From Pharrell to Drake to Robin Williams (yup, that one), some of our favorite dudes have been huge fans of A Bathing Ape. They, however, call it Bape, for short, and understand how the Japanese label has consistently offered the sleekest, coolest, most eye-catching graphics since 1993. Its pink camo tees and Bapesta sneakers—a not-so-subtle riff on the Air Foce 1—are perennial best sellers.
Along with Louis Vuitton’s Virgil Abloh and Givenchy’s Matthew Williams, Heron Preston is a Yeezy protégé and one third of fashion and music collective Been Trill. His eponymous brand has received attention for its border-pushing silhouettes, construction gear-adjacent hardware, and utility fabrics, especially the now-signature use of bright orange.
From durable apparel to outdoor gear, Carhartt isn’t the first label one thinks of when it comes to streetwear. But its loose wares and selection of beanies greatly appealed to skateboarders, eventually being adopted into streetwear culture with open arms. Capitalizing on this, the label created Carhartt WIP, which dives deeper into skating style with baseball caps and sleeker fits.
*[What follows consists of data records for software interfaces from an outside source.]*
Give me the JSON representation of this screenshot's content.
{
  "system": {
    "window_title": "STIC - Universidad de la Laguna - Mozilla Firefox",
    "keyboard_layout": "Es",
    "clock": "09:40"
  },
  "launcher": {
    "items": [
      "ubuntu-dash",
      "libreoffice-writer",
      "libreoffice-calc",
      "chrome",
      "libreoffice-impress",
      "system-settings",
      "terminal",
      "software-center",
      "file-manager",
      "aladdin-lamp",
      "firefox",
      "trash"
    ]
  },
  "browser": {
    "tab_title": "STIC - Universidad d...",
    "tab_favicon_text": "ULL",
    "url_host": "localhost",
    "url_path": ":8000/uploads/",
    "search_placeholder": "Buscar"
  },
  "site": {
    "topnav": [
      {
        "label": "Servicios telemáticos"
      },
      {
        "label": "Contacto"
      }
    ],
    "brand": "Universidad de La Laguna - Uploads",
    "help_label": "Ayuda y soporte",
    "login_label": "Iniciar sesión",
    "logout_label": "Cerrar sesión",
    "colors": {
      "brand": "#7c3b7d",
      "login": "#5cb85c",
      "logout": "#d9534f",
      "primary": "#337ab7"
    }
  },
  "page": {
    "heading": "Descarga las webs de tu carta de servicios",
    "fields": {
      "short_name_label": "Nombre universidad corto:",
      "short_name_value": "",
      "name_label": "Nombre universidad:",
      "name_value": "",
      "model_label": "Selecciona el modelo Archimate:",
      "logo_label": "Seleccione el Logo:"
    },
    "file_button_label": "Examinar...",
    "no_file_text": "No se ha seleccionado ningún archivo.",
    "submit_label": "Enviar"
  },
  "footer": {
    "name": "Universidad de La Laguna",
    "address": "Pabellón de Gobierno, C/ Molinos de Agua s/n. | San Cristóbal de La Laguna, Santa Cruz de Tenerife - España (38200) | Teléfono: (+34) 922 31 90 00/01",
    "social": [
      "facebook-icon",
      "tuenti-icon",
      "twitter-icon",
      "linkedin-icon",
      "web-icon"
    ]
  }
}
WTAPS is as killer as it gets. Indeed, the Japanese label is pronounced “double taps,” which is a military term for a kill shot. Not only that, but the brand’s collections are military-inspired: cargo pants and army green tops are in abundance, but all with a streetwise edge.
It was 1995 when designer Scott Sasso founded 10.Deep, initially as a purveyor of some of the coolest graphic tees in the history of graphic tees. Now, nearly three decades deep in business, the brand has expanded into pants, sweats, accessories, and blankets, all of which have the eye-catching prints that fans know and love.
The real winners from the explosive popularity streetwear's enjoyed over the last few years? Sportswear giants like Adidas, New Balance, Nike, and the many, many others that have benefitted from the movement's sudden cool by borrowing some of its design chops, often in the form of sold-out collaborative collections.